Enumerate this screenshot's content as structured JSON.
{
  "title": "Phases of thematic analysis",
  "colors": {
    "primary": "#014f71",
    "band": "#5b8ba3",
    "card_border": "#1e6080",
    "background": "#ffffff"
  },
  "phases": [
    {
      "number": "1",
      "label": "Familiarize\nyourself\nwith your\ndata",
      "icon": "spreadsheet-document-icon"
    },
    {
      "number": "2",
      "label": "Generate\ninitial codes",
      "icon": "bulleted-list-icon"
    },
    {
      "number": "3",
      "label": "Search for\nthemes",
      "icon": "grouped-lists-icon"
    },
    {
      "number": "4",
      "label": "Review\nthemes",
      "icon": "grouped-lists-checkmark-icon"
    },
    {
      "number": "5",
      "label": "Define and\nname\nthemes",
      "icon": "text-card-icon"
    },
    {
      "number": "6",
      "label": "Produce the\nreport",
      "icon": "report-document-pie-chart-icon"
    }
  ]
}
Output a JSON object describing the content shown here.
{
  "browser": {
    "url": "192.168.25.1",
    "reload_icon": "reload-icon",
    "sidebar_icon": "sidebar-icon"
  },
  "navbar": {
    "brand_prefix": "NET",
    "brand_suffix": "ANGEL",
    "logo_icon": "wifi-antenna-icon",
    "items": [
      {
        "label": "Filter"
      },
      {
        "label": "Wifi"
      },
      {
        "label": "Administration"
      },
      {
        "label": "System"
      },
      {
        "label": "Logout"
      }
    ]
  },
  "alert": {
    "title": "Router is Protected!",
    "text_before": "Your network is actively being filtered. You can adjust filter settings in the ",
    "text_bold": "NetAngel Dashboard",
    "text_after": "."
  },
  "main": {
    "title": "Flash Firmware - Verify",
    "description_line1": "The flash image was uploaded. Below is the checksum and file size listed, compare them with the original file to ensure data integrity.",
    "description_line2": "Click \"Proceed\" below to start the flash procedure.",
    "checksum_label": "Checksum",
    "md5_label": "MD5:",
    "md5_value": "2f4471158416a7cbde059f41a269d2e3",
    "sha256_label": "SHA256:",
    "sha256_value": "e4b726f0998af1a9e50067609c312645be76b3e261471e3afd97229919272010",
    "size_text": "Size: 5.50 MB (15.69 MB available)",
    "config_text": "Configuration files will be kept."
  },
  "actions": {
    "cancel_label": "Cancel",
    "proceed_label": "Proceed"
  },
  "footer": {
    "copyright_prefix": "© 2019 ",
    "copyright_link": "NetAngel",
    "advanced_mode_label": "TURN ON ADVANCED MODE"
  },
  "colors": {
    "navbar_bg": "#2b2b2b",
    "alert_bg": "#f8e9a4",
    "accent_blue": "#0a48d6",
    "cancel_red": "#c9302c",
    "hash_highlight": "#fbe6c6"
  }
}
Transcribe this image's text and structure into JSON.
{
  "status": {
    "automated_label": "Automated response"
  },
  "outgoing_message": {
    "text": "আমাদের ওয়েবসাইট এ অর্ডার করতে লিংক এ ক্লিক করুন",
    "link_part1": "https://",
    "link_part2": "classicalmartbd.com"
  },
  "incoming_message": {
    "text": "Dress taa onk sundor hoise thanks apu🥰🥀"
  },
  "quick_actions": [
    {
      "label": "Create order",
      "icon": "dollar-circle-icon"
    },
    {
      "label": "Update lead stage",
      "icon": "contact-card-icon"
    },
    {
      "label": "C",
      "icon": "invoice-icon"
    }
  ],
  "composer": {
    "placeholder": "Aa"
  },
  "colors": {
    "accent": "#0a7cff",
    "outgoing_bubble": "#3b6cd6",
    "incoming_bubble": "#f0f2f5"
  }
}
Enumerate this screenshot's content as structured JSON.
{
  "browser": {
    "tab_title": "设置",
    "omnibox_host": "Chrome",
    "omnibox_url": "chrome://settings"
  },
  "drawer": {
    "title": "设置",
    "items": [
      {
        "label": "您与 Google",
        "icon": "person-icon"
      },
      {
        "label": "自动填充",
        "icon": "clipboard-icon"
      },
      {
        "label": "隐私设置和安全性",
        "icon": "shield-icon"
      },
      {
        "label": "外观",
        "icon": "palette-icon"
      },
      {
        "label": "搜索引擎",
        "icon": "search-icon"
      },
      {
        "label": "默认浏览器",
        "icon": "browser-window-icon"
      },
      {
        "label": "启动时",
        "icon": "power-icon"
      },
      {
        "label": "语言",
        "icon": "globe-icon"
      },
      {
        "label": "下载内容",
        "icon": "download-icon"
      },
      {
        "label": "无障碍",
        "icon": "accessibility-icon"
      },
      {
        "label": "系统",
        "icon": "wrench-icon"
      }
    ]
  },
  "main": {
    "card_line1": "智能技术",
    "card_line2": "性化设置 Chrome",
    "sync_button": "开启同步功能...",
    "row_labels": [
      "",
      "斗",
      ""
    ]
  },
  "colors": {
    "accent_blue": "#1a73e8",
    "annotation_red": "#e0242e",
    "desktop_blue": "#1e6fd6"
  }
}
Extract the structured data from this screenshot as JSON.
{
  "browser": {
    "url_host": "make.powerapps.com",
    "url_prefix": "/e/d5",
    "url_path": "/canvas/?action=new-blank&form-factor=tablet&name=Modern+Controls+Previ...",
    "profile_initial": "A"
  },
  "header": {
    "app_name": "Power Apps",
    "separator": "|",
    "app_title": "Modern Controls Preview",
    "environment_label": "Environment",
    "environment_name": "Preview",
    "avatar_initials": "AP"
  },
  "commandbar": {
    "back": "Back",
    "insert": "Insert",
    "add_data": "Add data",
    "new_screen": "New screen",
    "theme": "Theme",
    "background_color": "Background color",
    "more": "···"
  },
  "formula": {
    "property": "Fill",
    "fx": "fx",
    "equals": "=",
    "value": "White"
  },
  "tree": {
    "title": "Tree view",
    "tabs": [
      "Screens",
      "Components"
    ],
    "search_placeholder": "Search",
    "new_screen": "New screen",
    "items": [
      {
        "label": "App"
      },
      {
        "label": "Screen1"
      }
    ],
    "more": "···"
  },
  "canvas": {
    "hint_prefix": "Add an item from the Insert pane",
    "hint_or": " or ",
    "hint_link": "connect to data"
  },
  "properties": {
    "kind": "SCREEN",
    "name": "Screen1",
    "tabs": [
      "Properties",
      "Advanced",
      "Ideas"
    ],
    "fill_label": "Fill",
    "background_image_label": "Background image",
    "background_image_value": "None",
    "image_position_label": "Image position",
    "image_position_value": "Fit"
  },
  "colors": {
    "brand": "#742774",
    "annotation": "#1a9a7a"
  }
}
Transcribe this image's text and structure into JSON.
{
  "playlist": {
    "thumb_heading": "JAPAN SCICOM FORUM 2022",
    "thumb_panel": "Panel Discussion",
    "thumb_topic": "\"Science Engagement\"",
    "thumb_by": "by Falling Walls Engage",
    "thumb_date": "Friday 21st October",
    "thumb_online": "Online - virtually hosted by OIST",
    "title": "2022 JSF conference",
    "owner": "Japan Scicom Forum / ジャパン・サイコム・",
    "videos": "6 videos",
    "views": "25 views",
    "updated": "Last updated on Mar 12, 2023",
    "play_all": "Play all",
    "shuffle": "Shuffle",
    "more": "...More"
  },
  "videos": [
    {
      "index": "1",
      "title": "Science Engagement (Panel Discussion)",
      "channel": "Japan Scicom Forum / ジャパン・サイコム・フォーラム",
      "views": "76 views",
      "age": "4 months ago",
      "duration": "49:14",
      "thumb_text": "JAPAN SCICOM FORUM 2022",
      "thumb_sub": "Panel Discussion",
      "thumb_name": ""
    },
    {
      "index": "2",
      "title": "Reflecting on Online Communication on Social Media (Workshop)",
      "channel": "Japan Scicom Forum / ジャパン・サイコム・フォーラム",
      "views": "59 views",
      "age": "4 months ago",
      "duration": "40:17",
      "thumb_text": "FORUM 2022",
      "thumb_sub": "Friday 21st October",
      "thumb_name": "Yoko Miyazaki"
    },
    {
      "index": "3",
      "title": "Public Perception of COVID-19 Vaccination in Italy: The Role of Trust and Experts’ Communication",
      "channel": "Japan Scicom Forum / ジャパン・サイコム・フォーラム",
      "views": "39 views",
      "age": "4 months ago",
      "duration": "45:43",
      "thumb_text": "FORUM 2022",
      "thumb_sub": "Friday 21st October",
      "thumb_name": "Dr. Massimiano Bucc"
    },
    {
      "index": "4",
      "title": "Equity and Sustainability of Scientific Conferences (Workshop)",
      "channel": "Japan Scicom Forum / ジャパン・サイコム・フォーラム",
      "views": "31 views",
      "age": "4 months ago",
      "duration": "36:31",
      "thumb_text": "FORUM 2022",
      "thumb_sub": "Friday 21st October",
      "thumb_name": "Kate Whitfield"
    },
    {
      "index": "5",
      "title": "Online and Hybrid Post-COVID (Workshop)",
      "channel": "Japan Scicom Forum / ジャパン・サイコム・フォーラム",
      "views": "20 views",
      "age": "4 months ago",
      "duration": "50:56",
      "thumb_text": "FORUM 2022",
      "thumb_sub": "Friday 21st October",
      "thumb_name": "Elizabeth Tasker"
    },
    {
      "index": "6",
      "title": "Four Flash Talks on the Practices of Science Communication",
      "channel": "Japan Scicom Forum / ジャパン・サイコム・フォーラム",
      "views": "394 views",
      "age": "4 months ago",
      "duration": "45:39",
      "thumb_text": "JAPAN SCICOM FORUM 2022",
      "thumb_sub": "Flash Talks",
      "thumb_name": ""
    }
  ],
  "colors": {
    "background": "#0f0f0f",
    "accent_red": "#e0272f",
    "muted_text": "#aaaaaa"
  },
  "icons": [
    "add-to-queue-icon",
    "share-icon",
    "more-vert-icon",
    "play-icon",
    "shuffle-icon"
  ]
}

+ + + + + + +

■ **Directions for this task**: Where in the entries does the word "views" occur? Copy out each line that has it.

■ **Written solution**:
    "views": "25 views",
      "views": "76 views",
      "views": "59 views",
      "views": "39 views",
      "views": "31 views",
      "views": "20 views",
      "views": "394 views",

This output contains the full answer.